I’m a big fan of Secret Cinema and am really excited about going to my next event at the end of March.
Secret Cinema creates incredible cinematic experiences that go way beyond your classic multiplex. You sign up to go and initially you don’t know where the location will be or what the film will be (hence Secret – geddit?) Then, via a series of emails, clues are revealed as to what the film might be, the dress code is, what you have to do in advance and eventually the secret location is revealed. During the evening itself you’re confronted by actors, told to do weird things and eventually watch the film. I don’t want to reveal too much as it’s strap line is ‘Tell No One’. Part of the appeal is retaining the secrecy and the surprise.
So why does it work?
1 It Creates Social Currency
After you’ve been, I can guarantee you’ll talk about it to everyone you meet, because something something weird, exciting, stimulating and surprising will have happened. I’ve heard lots of great stories from previous events, which only serves to whet the appetite for the next one. And as we all know, sharing makes us happy
2 It Creates Desire
We all want to feel part of something and have an anxiety about missing out on an amazing experience. These are one-off events that are heavily oversubscribed, so there’s a risk you may not be able to take part or that it’ll never be repeated again.
3 It Creates Memories
Can you remember all the ‘stuff’ you’ve spent good money on over the year? Probably not. The sugar rush of acquiring material goods soon fades, but you’ll definitely recall your Secret Cinema experience. Great memories are so important to us so we’re willing to invest in them.
4 We Desire Extraordinary Experiences
We all like the comfort of routine, Going to our favourite eaterie or the local pub is fine. However, now and again we want something special that rises above the mundane. Our palettes get jaded and so we seek the thrill of the new.

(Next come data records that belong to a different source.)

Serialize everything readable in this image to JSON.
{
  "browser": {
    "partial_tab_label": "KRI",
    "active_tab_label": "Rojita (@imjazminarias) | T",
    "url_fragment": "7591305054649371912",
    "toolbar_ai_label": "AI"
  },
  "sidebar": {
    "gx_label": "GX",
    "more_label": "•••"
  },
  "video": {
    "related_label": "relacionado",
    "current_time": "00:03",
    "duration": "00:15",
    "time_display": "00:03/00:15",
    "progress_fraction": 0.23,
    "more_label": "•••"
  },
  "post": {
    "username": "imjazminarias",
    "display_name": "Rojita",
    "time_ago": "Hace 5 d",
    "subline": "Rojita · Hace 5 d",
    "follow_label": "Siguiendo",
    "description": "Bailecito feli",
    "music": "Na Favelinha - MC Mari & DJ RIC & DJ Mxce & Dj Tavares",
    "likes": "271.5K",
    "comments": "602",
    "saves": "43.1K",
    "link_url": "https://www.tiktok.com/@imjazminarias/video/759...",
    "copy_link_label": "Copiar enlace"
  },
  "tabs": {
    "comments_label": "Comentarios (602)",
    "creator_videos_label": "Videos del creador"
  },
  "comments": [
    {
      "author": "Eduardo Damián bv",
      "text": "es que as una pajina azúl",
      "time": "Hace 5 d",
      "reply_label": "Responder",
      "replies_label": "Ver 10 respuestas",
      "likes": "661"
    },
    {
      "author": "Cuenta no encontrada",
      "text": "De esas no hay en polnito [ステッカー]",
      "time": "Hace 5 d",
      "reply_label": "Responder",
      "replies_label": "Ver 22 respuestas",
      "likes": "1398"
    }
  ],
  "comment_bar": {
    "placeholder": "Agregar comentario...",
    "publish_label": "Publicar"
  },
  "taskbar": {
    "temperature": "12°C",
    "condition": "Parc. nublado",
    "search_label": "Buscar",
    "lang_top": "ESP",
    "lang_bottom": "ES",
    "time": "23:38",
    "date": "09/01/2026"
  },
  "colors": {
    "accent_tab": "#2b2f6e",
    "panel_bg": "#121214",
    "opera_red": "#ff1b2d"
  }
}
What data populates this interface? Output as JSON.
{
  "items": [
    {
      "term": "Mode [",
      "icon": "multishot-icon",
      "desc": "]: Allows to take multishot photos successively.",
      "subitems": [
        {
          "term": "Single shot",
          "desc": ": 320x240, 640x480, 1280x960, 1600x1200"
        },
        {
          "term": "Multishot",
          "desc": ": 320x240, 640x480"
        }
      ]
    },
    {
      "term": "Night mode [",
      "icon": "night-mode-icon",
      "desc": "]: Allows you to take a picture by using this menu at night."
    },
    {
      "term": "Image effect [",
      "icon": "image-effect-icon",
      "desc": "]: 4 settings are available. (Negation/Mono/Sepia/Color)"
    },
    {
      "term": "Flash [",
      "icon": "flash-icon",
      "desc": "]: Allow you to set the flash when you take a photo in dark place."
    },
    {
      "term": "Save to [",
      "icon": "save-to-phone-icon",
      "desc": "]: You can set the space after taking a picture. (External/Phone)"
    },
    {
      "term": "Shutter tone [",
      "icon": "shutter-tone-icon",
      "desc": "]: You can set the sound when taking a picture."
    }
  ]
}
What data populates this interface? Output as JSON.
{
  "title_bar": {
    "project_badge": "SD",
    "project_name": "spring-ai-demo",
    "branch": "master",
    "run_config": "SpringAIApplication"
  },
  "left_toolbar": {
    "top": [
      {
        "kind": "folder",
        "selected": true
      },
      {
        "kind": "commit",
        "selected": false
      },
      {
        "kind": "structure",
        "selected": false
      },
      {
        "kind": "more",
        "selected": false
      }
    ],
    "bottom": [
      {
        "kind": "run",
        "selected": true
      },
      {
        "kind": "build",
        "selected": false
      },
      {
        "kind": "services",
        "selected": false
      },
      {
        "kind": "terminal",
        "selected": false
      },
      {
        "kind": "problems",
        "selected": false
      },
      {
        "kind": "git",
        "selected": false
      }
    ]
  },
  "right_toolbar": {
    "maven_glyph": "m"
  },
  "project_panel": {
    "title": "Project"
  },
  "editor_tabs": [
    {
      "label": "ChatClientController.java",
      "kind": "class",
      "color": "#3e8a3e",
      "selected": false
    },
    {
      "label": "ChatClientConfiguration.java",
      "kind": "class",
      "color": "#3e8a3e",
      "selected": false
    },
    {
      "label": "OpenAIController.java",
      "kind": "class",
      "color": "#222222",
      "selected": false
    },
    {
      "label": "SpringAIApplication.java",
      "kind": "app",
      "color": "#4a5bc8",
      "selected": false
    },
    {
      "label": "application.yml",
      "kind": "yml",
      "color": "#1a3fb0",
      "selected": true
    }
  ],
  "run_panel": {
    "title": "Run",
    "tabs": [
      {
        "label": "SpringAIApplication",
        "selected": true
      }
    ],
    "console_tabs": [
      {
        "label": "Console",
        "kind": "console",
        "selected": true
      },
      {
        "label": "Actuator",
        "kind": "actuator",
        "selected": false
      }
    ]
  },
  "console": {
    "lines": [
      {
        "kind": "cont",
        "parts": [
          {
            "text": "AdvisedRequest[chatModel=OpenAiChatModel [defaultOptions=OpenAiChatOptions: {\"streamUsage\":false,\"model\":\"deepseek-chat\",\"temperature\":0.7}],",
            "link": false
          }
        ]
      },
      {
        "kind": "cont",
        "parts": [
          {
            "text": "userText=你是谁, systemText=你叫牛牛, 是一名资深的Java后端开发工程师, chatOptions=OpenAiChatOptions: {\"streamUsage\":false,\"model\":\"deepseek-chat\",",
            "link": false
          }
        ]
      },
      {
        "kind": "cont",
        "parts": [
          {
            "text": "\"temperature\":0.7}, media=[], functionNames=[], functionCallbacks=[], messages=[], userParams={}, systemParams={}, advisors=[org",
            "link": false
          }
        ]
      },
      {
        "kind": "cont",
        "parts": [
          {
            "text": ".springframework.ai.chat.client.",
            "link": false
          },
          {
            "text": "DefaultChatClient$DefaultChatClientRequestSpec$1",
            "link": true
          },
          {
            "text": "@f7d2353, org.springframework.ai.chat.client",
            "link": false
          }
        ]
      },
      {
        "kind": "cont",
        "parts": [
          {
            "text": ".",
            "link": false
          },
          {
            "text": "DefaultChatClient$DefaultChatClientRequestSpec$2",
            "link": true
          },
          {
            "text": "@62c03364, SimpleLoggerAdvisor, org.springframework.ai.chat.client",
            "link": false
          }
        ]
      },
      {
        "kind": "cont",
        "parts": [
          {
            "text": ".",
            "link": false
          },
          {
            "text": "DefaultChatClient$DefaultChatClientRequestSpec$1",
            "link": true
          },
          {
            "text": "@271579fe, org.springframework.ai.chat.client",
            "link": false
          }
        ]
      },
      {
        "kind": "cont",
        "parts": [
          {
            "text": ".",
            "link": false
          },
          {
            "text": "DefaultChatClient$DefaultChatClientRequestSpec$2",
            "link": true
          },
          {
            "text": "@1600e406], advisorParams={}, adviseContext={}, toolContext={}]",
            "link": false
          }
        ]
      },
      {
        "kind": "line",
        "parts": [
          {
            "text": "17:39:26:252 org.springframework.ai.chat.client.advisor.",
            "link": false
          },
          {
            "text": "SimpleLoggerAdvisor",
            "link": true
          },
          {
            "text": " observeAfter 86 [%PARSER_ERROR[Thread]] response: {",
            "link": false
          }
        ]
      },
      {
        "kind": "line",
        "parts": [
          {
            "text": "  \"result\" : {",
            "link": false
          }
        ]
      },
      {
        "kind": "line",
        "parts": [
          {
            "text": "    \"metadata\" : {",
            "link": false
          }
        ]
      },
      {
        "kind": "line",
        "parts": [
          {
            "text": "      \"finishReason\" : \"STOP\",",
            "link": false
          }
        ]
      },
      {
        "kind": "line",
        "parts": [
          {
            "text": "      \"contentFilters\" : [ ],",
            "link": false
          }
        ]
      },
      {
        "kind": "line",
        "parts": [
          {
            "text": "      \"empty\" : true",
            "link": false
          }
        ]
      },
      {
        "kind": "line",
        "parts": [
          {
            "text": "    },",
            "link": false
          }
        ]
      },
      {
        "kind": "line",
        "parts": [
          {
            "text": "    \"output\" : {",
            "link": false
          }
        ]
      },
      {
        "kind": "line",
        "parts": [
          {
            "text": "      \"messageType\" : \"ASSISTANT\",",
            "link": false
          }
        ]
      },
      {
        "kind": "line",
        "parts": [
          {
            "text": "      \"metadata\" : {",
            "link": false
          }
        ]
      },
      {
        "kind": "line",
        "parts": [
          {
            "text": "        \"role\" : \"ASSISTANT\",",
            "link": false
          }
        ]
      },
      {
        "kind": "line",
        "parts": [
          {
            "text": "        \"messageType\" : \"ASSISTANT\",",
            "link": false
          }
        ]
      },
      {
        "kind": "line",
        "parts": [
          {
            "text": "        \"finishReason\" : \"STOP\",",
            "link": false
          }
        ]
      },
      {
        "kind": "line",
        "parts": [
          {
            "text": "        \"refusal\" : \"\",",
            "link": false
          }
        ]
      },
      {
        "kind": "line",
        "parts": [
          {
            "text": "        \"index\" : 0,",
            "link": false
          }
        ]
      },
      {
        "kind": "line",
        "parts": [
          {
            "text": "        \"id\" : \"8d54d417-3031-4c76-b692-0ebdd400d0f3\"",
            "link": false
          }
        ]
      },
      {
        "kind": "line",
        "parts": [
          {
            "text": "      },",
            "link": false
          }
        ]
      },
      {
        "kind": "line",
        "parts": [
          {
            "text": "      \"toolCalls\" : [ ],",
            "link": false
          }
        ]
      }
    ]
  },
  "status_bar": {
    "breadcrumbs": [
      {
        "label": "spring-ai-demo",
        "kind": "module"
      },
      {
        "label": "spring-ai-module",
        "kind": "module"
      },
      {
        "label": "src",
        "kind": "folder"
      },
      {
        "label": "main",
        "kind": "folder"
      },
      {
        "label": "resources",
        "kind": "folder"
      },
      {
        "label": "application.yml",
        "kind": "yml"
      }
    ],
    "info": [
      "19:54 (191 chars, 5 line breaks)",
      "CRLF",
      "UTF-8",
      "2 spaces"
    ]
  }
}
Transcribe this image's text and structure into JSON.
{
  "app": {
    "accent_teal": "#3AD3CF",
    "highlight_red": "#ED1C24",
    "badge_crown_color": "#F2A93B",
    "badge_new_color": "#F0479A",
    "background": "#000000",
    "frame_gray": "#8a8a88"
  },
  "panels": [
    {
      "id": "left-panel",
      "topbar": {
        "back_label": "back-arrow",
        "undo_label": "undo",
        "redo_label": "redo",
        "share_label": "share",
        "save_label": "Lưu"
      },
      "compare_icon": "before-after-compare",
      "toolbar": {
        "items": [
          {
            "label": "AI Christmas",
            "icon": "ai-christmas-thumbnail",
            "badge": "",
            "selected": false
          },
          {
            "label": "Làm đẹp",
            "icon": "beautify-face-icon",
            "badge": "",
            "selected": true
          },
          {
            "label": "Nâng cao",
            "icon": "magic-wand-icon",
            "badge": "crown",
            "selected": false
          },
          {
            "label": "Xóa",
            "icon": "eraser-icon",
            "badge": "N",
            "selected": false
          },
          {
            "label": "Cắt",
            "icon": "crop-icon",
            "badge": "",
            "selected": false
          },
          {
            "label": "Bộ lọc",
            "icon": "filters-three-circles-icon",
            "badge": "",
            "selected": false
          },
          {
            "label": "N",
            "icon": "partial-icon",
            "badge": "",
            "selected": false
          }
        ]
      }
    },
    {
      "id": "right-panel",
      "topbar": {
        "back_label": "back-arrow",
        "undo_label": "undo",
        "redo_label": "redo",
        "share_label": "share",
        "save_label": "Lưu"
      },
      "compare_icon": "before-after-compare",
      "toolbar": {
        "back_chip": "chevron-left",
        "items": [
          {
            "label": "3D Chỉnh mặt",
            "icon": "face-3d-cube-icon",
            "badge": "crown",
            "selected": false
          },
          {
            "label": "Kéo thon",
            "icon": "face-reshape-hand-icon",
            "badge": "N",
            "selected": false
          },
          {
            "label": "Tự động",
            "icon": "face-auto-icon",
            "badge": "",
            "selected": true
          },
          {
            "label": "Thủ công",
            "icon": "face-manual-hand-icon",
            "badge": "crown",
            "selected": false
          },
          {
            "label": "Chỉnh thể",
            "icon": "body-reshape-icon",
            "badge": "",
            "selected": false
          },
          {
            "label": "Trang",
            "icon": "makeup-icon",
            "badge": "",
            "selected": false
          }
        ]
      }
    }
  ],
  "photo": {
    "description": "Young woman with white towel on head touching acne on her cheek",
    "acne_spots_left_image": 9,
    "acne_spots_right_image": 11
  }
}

So – that’s the challenge to all marketers. In order to stand out, we’ve got to be extraordinary